How often do we pay for things we don’t need because we don’t think to question our long-standing outgoings?
Big companies, especially utilities, telecoms etc rely on consumer and business inertia to generate huge profits. What do I mean by that? Well, it’s simply the fact that for many people, once they have signed on the dotted line, it is easier to just keep making the monthly payments (especially if they are done via direct debit from their bank account) rather than go through the process of checking for better deals and switching to another service provider.
Even now, when there are numerous websites that will do all the comparisons for you and even handle the process of switching and managing the change to payment details, a lot of people will simply just not do it.
This is one reason why many companies are prepared to offer very generous terms to new customers to get them to sign up for contracts, as they know that customers will often keep on paying the same rate even though, over time, it has become a poor deal. The longer the initial term of the deal, the more likely that customers will stick and not switch
Every regular payment should be scrutinised in the same way that you would check your small change in the local shop.
I’ve just recently reviewed my domain name holdings and online hosting plan and saved my business a significant amount of money which previously trickled out almost unnoticed in a steady stream of outgoings spread over the year.
There are other ways that corporations boost their profits by capitalising on consumer inaction.
Did you know that gift certificates/cards/tokens purchased from popular outlets for friends and family can boost profits for retailers due to often hidden terms that see the gift cards expire after 12 months? This renders the money spent on them pure profit.

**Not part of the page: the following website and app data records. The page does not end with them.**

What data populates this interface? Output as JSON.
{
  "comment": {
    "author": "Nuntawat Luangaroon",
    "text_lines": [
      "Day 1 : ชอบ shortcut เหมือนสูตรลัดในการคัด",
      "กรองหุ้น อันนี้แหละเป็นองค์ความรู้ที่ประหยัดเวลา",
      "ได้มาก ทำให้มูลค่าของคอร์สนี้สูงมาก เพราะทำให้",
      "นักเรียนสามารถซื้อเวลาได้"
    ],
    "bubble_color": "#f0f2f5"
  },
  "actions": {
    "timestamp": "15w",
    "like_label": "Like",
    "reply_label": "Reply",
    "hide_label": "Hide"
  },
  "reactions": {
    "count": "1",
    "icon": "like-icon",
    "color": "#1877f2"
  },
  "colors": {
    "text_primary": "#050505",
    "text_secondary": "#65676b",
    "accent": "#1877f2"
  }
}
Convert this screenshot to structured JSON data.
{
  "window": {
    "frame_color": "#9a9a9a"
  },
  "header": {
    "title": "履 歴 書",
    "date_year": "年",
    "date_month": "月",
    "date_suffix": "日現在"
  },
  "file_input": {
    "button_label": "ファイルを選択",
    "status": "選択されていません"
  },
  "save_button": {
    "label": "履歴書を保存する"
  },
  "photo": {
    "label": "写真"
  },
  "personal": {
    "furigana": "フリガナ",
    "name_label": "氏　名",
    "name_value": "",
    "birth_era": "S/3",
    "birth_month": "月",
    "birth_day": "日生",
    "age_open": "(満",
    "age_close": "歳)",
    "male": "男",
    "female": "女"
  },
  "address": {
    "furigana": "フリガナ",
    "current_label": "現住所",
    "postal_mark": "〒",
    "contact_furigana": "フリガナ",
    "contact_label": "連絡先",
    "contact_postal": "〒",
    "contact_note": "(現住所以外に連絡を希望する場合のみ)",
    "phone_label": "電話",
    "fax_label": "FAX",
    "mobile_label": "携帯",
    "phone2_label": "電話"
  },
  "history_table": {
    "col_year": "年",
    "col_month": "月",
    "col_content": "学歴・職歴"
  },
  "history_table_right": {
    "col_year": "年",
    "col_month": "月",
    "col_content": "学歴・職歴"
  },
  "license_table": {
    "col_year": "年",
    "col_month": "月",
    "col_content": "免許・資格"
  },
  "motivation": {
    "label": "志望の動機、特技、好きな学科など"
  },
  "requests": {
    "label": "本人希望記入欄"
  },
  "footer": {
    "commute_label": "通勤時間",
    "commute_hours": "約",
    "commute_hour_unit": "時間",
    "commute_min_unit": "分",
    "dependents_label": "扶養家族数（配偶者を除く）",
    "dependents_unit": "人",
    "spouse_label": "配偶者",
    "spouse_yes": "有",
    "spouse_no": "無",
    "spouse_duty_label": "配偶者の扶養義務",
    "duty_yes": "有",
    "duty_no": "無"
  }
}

In 2006 it was estimated that the value of unredeemed gift cards was almost US$8 billion. Many people are unaware of this and savvy/unscrupulous (your choice) businesses take advantage of it. Some states in North America (e.g. California, Massachusetts, Ohio, Washington) have enacted laws to eliminate non-use fees or expirations.
Maybe there is an opportunity here to differentiate your business from theirs by advertising gift cards that don’t expire. I’m sure your accountant/CPA will brand that advice as reckless or irresponsible(!) but in practice it won’t make much difference to the percentage of your gift cards that are actually redeemed. If you are not currently offering any form of gift/delayed redemption card they can be very profitable in almost all sectors and you might like to give it some thought.